Interface dataset entries
◆ ◆ ◆ ◆

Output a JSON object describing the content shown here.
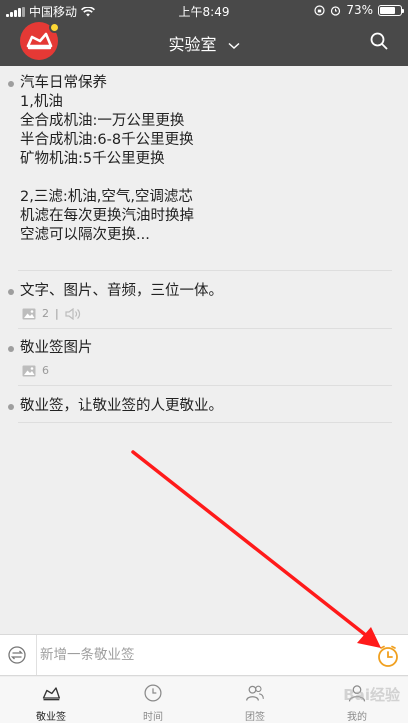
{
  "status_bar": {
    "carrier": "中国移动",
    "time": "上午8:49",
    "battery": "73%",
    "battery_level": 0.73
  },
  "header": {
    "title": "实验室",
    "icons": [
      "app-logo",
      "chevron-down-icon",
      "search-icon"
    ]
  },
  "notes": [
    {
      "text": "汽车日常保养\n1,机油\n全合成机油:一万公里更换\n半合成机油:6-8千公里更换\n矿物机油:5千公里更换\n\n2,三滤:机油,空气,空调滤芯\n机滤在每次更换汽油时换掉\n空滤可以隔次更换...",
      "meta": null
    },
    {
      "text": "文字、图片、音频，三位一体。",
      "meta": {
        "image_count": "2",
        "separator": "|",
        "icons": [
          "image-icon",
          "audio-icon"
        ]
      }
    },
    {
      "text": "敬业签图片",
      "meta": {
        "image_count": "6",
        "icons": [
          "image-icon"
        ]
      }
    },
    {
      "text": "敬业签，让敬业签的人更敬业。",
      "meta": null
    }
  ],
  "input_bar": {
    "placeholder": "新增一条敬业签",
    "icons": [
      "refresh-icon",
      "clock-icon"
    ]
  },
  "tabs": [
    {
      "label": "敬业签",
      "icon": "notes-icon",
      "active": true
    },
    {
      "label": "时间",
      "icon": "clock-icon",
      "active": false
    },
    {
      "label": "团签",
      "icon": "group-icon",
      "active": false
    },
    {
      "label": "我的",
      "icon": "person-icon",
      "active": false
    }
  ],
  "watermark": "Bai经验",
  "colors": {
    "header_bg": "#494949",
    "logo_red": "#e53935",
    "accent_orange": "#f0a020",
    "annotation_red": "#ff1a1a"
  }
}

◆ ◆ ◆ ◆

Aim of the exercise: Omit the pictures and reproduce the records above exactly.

Exercise result:
Output a JSON object describing the content shown here.
{
  "status_bar": {
    "carrier": "中国移动",
    "time": "上午8:49",
    "battery": "73%",
    "battery_level": 0.73
  },
  "header": {
    "title": "实验室",
    "icons": [
      "app-logo",
      "chevron-down-icon",
      "search-icon"
    ]
  },
  "notes": [
    {
      "text": "汽车日常保养\n1,机油\n全合成机油:一万公里更换\n半合成机油:6-8千公里更换\n矿物机油:5千公里更换\n\n2,三滤:机油,空气,空调滤芯\n机滤在每次更换汽油时换掉\n空滤可以隔次更换...",
      "meta": null
    },
    {
      "text": "文字、图片、音频，三位一体。",
      "meta": {
        "image_count": "2",
        "separator": "|",
        "icons": [
          "image-icon",
          "audio-icon"
        ]
      }
    },
    {
      "text": "敬业签图片",
      "meta": {
        "image_count": "6",
        "icons": [
          "image-icon"
        ]
      }
    },
    {
      "text": "敬业签，让敬业签的人更敬业。",
      "meta": null
    }
  ],
  "input_bar": {
    "placeholder": "新增一条敬业签",
    "icons": [
      "refresh-icon",
      "clock-icon"
    ]
  },
  "tabs": [
    {
      "label": "敬业签",
      "icon": "notes-icon",
      "active": true
    },
    {
      "label": "时间",
      "icon": "clock-icon",
      "active": false
    },
    {
      "label": "团签",
      "icon": "group-icon",
      "active": false
    },
    {
      "label": "我的",
      "icon": "person-icon",
      "active": false
    }
  ],
  "watermark": "Bai经验",
  "colors": {
    "header_bg": "#494949",
    "logo_red": "#e53935",
    "accent_orange": "#f0a020",
    "annotation_red": "#ff1a1a"
  }
}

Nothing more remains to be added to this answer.